Don’t talk about it endlessly. Most people who say they want to be writers don’t write. It’s easier than facing the blank page/one’s limited talent/terror of being rejected and found out.
Oh, and! I hate to be a pain and go on and on like this, but there are such riches of anguish to impart. If you go to writer’s workshops and conventions, and I’m not saying you shouldn’t, you will hear maddeningly contradictory advice from different instructors. The truth is, there is no right way to do this, and writers detest being told what to do anyway. Real writers don’t even go to these things, for that reason (unless they’re hired as instructors: try to land this gig, it’s great for exposure/covert book-signings and strategic schmoozing/ass-kissing!).
Doing free gigs is supposed to help you get launched. In truth, it's a one-way ticket to Palookaville. Charge money as soon as it is humanly possible, as much as you can get.

I hate to say that the best part is the writing itself, but it is. It’s maybe 90%. It had better be, because your chances of being a real success are slim to none. There – are we feeling better now?

The Beatles - Rock & Roll Music

These blogs have a life of their own. This was going to be a serious treatise on "the writer's life" (or should I say, The! Writer's! Life!), but somehow it didn't happen. It's evolving into some sort of nostalgia column, which is a bit alarming on my part.

But oh, these guys.

I stumbled on A Hard Day's Night the other evening, and was quickly sucked in. It had that heady, exuberant feeling the Beatles exuded during the early years, before they lapsed into their jaded I'm a Loser/Baby's in Black/You've Got to Hide your Love Away period. This clip is one of the best compilations I've seen, complete with fluffy head-shaking (which drove the girls mad) and a kind of mad joy. They'd made it past the skiffle clubs of Merseyside and had gone on to (as John put it) "the toppermost of the poppermost!"

Pay attention to 1:18 in this clip: Paul absolutely cracks up at something John has played on the keyboard. These guys were brothers, and sometimes experienced the rancor and Cain-and-Abel rage of blood kin. Yet, separately, neither could write or perform in that same focused, fruitful way. The shock is that they almost never composed together: they wrote songs "at" each other, put them out there and said, "What do you think?", or even "Try and stop me." This jealousy and tension pulled genius out of them that never would have manifested any other way.

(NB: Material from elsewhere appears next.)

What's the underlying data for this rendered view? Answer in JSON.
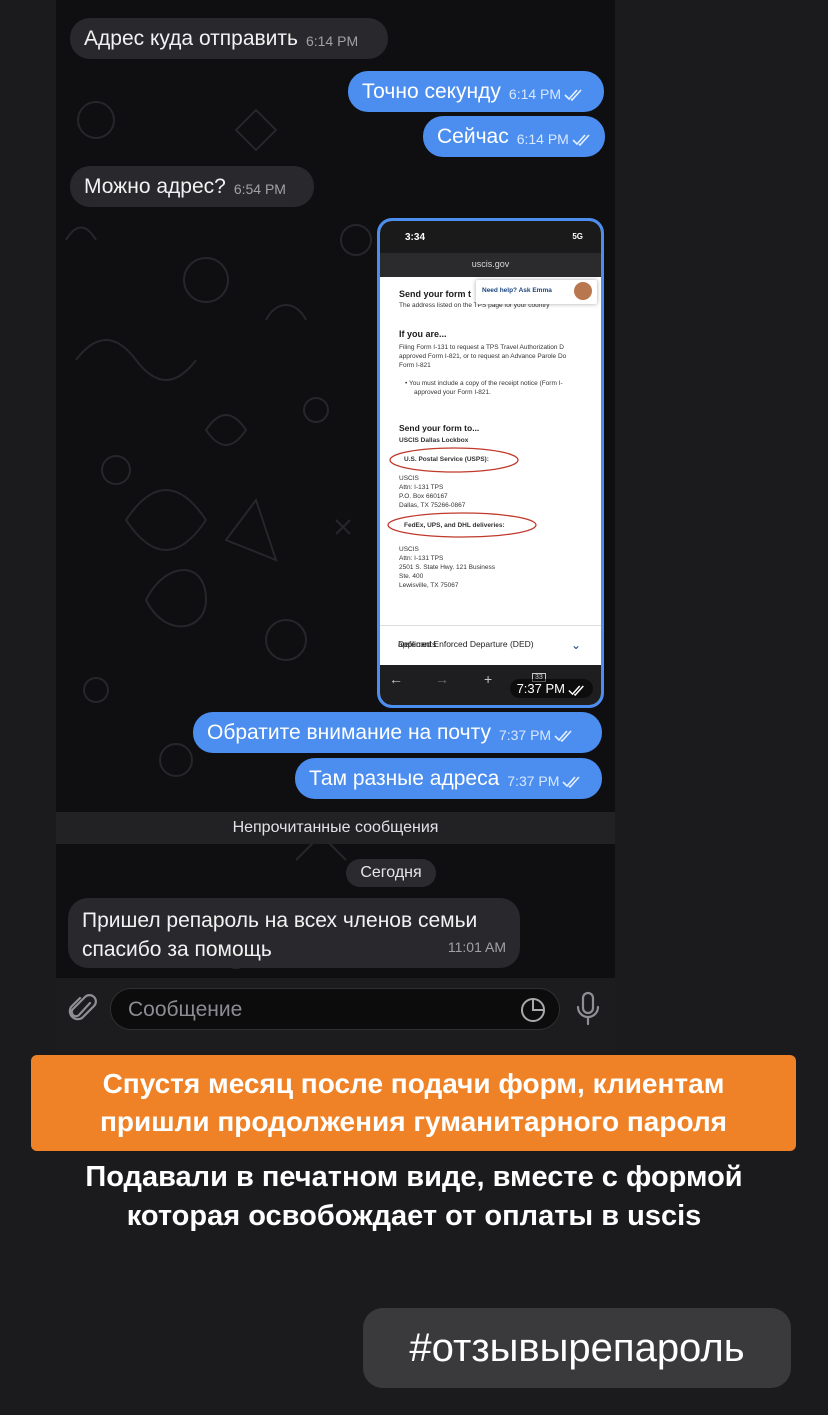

OK then, I've come as far as Mad Men and the Beatles. Do you know what I'm avoiding? I do. I am avoiding the welter of pain and residual anguish of being published for the first couple of times. It was a heady experience, to be sure, but at a certain point I fell through the ice. How on earth am I to comment on "the writer's life" without mentioning this? But if I make too much of it, I will be worse box office poison than I already am. Writers must never let on that their experiences have been anything but totally positive. Only ingrates complain.

The truth is, I have a manuscript that I believe is my very finest work, and I have no idea what to do with it, who to contact. I can't do this alone! I am turned away everywhere, before the thing has even been considered. Sorry, we're full up.

I feel as if I am recreating the cold shoulder I have experienced all my life, from every direction and in every area. Is there a way out? I have to pretend I don't need this, pretend it doesn't hurt and I am fine and I don't mind only writing about the past and writing about the Beatles.

This thing is going to die on the vine. In the words of the Beatles: "Help! I need somebody." After becoming a published author, after having my dream come true twice, it's an awful position to be in.